In 2012, the USDA sent a newsletter to government employees encouraging them to not eat meat once a week, hence Meatless Mondays, as a part of a larger environmental effort. The USDA did not impose a ban on meat consumption in government agencies. 

The bill named the TASTEE Act — Telling Agencies to Stop Tweaking What Employees Eat Act of 2021 — would ensure that federal agencies can’t ban meat in government dining halls “at the expense of Iowa’s and America’s hardworking farmers and producers.” President Joe Biden has not publicly indicated that he plans to encourage Meatless Mondays.

Meatless Mondays is an international initiative to encourage people to cut back on meat consumption for environmental concerns. The Environmental Protection Agency’s February 2020 Inventory of U.S. Greenhouse Gas Emissions and Sinks report showed that in 2018, animal agriculture emitted 6.7 billion metric tons in carbon dioxide equivalents, up 2.9 percent from the year prior.

“There have been bills that have been written by colleagues, such as Cory Booker, who is a good friend, but is vegan, who also believe in cutting back on animal agriculture,” Ernst said. “So, there is definitely a move afoot. And this is one way that we can start pushing back, we certainly don’t want to let it continue to creep along until it’s actual policy or law.”

Sen. Cory Booker, D-N.J., introduced legislation in 2019 with Sen. Elizabeth Warren, D-Mass., to phase out existing factory farms and concentrated animal feeding operations. Booker has been outspoken on giving small and family farmers a level playing field and imposing regulations on larger corporations.  

According to a report from PolitiFact Iowa, the Green New Deal resolution would not eliminate agriculture, and Biden has not endorsed the legislation. While Biden’s climate plan says that the resolution provides a “crucial framework” for addressing climate change, there are some key differences. 

Rob Jackson, an earth system science professor at Stanford University, told PolitiFact Iowa that there is no basis to the claim that the Green New Deal would ban animal agriculture, and there are many ways to cut back on greenhouse gas emissions that do not include cutting back on animal agriculture.

In 2017, Iowa’s cattle industry contributed about $6.8 million to Iowa’s business economy, according to the Iowa Beef Industry Council. Iowa is also the top state for pork production and pork exports as of 2020, and according to the Iowa Pork Producers Association, there are 24 million hogs being raised in Iowa at any one time.

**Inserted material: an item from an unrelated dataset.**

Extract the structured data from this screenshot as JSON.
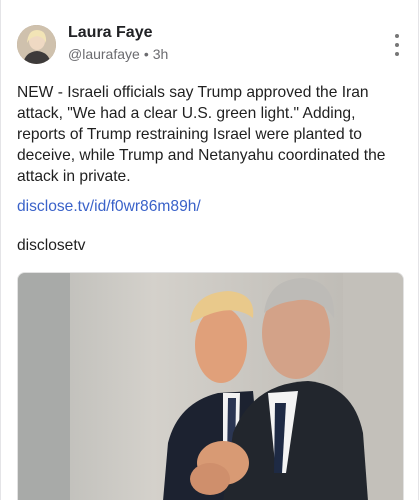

Ernst told reporters that she has not seen a financial impact on cattle consumption in Iowa from what she called the left’s “War on Meat,” but she said this bill is to raise awareness and promote consumer choice. She also said that outside of the 2012 Meatless Mondays initiative, other attacks on the meat industry have been largely hidden.

“Farming and ranching is not only critical to our jobs, our economy, our culture, and our way of life here in Iowa, it is also in our DNA,” Ernst said. “So when I hear calls from the liberal left, everyone from out of touch politicians to Hollywood elite encouraging people to ban meat and the quality agricultural products we produce here in Iowa, it makes me sizzle.”